The second example was a patient who had been in therapy previously with the same therapist (LRR). The initial therapy focused on refugee trauma and how to function in the here and now, as a parent and as a professional, in spite of PTSD. The therapy had been successful, but the patient returned 10 years later because of psychosomatic problems. Now, the therapist focused on the somatic experience and for a number of sessions, she suddenly, and to the great confusion of her therapist and herself, remembered several very upsetting early memories of sexual abuse by the father, and even emotional and physical abuse at the hands of her mother.
The material was very upsetting and emotional. However, both clients were functioning well after therapy and still are.
In the discussion, Chris Brewin emphasised first that the material was upsetting, but that there was nothing about the way the memories manifested themselves that was different from subjects processing traumatic memories of a continuous nature, e.g. the knowledge about the trauma had been there all the time.
Ellert Nijenhuis commented on the excerpts from the point of view of dissociation and possible suggestions from the therapist. It was obvious that even if some of the questions that the therapist posed might have been suggestive, the patient did not respond to the potential suggestions but continued to experience flashbulb memories.
Elizabeth Loftus remarked firstly that she did not know what to say, and later that she now realized what therapists' encounters with recovered memories might be like. Then, “I wonder what you (the audience) would say if she became a retractor?”
At this point, the audience was invited to comment. Dan Josefsson, the author of the book about Thomas Quick, remarked that the videos were very convincing, but equally so were Thomas Quick’s memories as they appeared during therapy. Loftus and Brewin both expressed their interest in reviewing the material, but Josefsson had to explain that there were no videos, only written records.
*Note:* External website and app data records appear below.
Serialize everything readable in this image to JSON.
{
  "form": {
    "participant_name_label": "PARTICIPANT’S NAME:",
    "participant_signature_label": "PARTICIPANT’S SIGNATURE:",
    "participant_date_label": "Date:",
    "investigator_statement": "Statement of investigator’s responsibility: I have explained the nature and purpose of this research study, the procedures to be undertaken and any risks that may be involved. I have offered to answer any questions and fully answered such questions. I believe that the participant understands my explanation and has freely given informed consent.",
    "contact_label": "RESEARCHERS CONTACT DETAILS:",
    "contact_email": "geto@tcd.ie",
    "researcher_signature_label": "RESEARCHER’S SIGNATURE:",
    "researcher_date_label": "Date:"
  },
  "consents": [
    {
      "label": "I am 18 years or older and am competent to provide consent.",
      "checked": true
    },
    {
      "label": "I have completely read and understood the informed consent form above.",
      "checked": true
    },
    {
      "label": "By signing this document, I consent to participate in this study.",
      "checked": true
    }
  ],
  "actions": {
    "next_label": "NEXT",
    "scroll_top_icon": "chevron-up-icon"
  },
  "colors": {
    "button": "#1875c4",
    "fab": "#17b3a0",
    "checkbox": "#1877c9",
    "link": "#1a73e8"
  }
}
At the end of the conference, one would have liked to have a recipe for differentiating false and true memories of trauma. This was not achieved, but what we witnessed was a meeting where proponents of very differing theories from differing clinical and research backgrounds came together and generously shared their knowledge and engaged in an earnest discussion, using concrete clinical examples.